Edit: The authors addressed a few of these questions in their rebuttal.

__ Summary and Contributions__: This paper proposes a two ingredient method for straightforward distributed DNN training within an all-reduce/parameter server framework: gradients are sparsified using a cyclical top-k scheme (each worker sets the global top-k indices in turn based on its local gradient). A low-pass filter on local gradient residuals is also added.
Theoretical results attempt to show constant scalability with guaranteed convergence. And empirical results on a number of datasets and networks show similar convergence to vanilla distributed learning with a roughly 2x speed up (for a fixed number of workers).

__ Strengths__: The ideas are simple and seems to work reasonably well in practice. This would be a reasonable method for speeding up distributed training in a variety of settings without much tuning.

__ Weaknesses__: As noted below, Section 3 is difficult to follow and there is a lack of context about how the results fit in the existing literature.
(a) What is the impact of the additional sync to distribute the top-k? How might this scale with really large numbers of workers?

__ Correctness__: () Section 3 (theory) is quite dense and lacks necessary exposition. Combined with my limited background with this sort of convergence analysis, I was not able to verify the correctness of this section. I would ask for both better text around the theoretical results to explain the intuition, as well as some explanation connecting these results to experimental results.
Two specific questions:
(b) I don’t see why Remark 4 (linear speed up) follows from Theorem 1 (magnitude of the gradient decreasing w/ 1/sqrt(n) for n workers)
(c) How does is the main result (constant scalability) reflected in the experimental results?

__ Clarity__: Much of the paper is well written and clear, however Section 3 (theory) is not sufficiently clear, at least to this reader who isn’t very familiar with the literature in this area

__ Relation to Prior Work__: (d) Relation to prior work is given a brief treatment in Section 1.1 and Table 3. There isn’t a quantitative comparison regarding convergence, timing, scalability, or speedup. If I’m using another distributed method from Table 3, how should I expect my results to change when switching to ScaleCom? What is I need to use an exceptionally large number of workers? What about a small number of workers?

__ Reproducibility__: Yes

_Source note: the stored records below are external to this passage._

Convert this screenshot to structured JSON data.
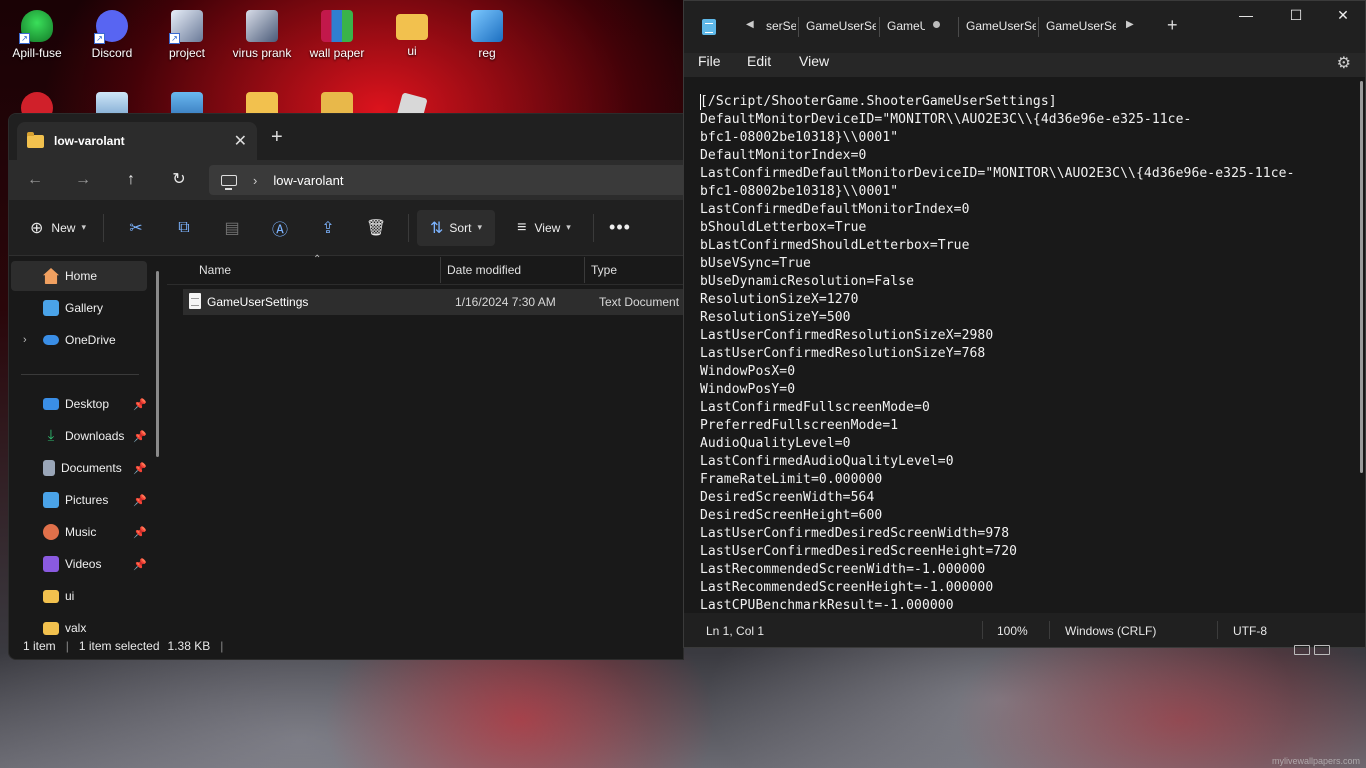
{
  "desktop": {
    "icons": [
      {
        "label": "Apill-fuse",
        "icon": "green-sprite-icon",
        "color": "#2db34a"
      },
      {
        "label": "Discord",
        "icon": "discord-icon",
        "color": "#5865f2"
      },
      {
        "label": "project",
        "icon": "project-app-icon",
        "color": "#9aa6b8"
      },
      {
        "label": "virus prank",
        "icon": "virus-prank-icon",
        "color": "#7a8aa8"
      },
      {
        "label": "wall paper",
        "icon": "winrar-icon",
        "color": "#c2184b"
      },
      {
        "label": "ui",
        "icon": "folder-icon",
        "color": "#f2c14e"
      },
      {
        "label": "reg",
        "icon": "registry-cubes-icon",
        "color": "#3aa0e8"
      }
    ],
    "second_row_icons": [
      "red-app-icon",
      "recycle-bin-icon",
      "network-icon",
      "folder-icon",
      "folder-icon",
      "roblox-icon"
    ],
    "watermark": "mylivewallpapers.com"
  },
  "explorer": {
    "tab_title": "low-varolant",
    "address_segment": "low-varolant",
    "toolbar": {
      "new_label": "New",
      "sort_label": "Sort",
      "view_label": "View"
    },
    "sidebar": [
      {
        "label": "Home",
        "icon": "home-icon",
        "color": "#f0a060"
      },
      {
        "label": "Gallery",
        "icon": "gallery-icon",
        "color": "#4aa3e8"
      },
      {
        "label": "OneDrive",
        "icon": "onedrive-icon",
        "color": "#3a8ee6"
      },
      {
        "label": "Desktop",
        "icon": "desktop-icon",
        "color": "#3a8ee6"
      },
      {
        "label": "Downloads",
        "icon": "downloads-icon",
        "color": "#2fbf71"
      },
      {
        "label": "Documents",
        "icon": "documents-icon",
        "color": "#9aa6b8"
      },
      {
        "label": "Pictures",
        "icon": "pictures-icon",
        "color": "#4aa3e8"
      },
      {
        "label": "Music",
        "icon": "music-icon",
        "color": "#e0704a"
      },
      {
        "label": "Videos",
        "icon": "videos-icon",
        "color": "#8a5ae0"
      },
      {
        "label": "ui",
        "icon": "folder-icon",
        "color": "#f2c14e"
      },
      {
        "label": "valx",
        "icon": "folder-icon",
        "color": "#f2c14e"
      }
    ],
    "columns": {
      "name": "Name",
      "date": "Date modified",
      "type": "Type"
    },
    "files": [
      {
        "name": "GameUserSettings",
        "date": "1/16/2024 7:30 AM",
        "type": "Text Document"
      }
    ],
    "status": {
      "count": "1 item",
      "selected": "1 item selected",
      "size": "1.38 KB"
    }
  },
  "notepad": {
    "tabs": [
      "serSe",
      "GameUserSe",
      "GameU",
      "GameUserSe",
      "GameUserSe"
    ],
    "menu": {
      "file": "File",
      "edit": "Edit",
      "view": "View"
    },
    "content": "[/Script/ShooterGame.ShooterGameUserSettings]\nDefaultMonitorDeviceID=\"MONITOR\\\\AUO2E3C\\\\{4d36e96e-e325-11ce-\nbfc1-08002be10318}\\\\0001\"\nDefaultMonitorIndex=0\nLastConfirmedDefaultMonitorDeviceID=\"MONITOR\\\\AUO2E3C\\\\{4d36e96e-e325-11ce-\nbfc1-08002be10318}\\\\0001\"\nLastConfirmedDefaultMonitorIndex=0\nbShouldLetterbox=True\nbLastConfirmedShouldLetterbox=True\nbUseVSync=True\nbUseDynamicResolution=False\nResolutionSizeX=1270\nResolutionSizeY=500\nLastUserConfirmedResolutionSizeX=2980\nLastUserConfirmedResolutionSizeY=768\nWindowPosX=0\nWindowPosY=0\nLastConfirmedFullscreenMode=0\nPreferredFullscreenMode=1\nAudioQualityLevel=0\nLastConfirmedAudioQualityLevel=0\nFrameRateLimit=0.000000\nDesiredScreenWidth=564\nDesiredScreenHeight=600\nLastUserConfirmedDesiredScreenWidth=978\nLastUserConfirmedDesiredScreenHeight=720\nLastRecommendedScreenWidth=-1.000000\nLastRecommendedScreenHeight=-1.000000\nLastCPUBenchmarkResult=-1.000000",
    "status": {
      "position": "Ln 1, Col 1",
      "zoom": "100%",
      "line_endings": "Windows (CRLF)",
      "encoding": "UTF-8"
    }
  }
}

__ Additional Feedback__: Notes:
line 6: "fail to evaluate model fidelity" is unclear
line 55: "Error feedback (also referred to as 'residues')": should this be "local memory" instead of "error feedback"? Also, “residues” seems like a more intuitive term. Either way, some additional explanation of this concept and how it’s used should be explicitly stated earlier in the paper
line 55: "However" is an odd transition given the logic of the paragraph
Fig 1(a): the nature and/or cause of gradient buildup isn't described in the figure
line 108: swap the order of "There are two advantages..." and Eq (1) for clarity
line 112: "beside[s]"
line 113: "contraction properties" isn't explained
Fig 2: label (a), (b), ...
line 166: maybe “local memory variable” instead of “memorized variable”
eq (5): may be more intuitive if stated as in line 6 of Alg 1
Alg 1, line 4: minibatch
Alg 1, between lines 4 and 5:
Compute <gradient>
Distribute CLT^k_{mod(t,n)}
line 179: These need justification: “low-pass filter ... improve[s] workers’ memory similarity and smooth[s] out abrupt noise induced by scaled learning rates”
eq (6): make clear that d is used by definition, not derived
Fig 3, caption: omit period after “between”
line 247: “FLOPS to the number of gradients” isn’t clear
line 255: “... experiments[,] in which we ...”
line 256: “standard batch [size] experiments”
Table 3: technically this isn’t an experimental result, so it should be moved earlier in the paper, e.g. section 1 or 2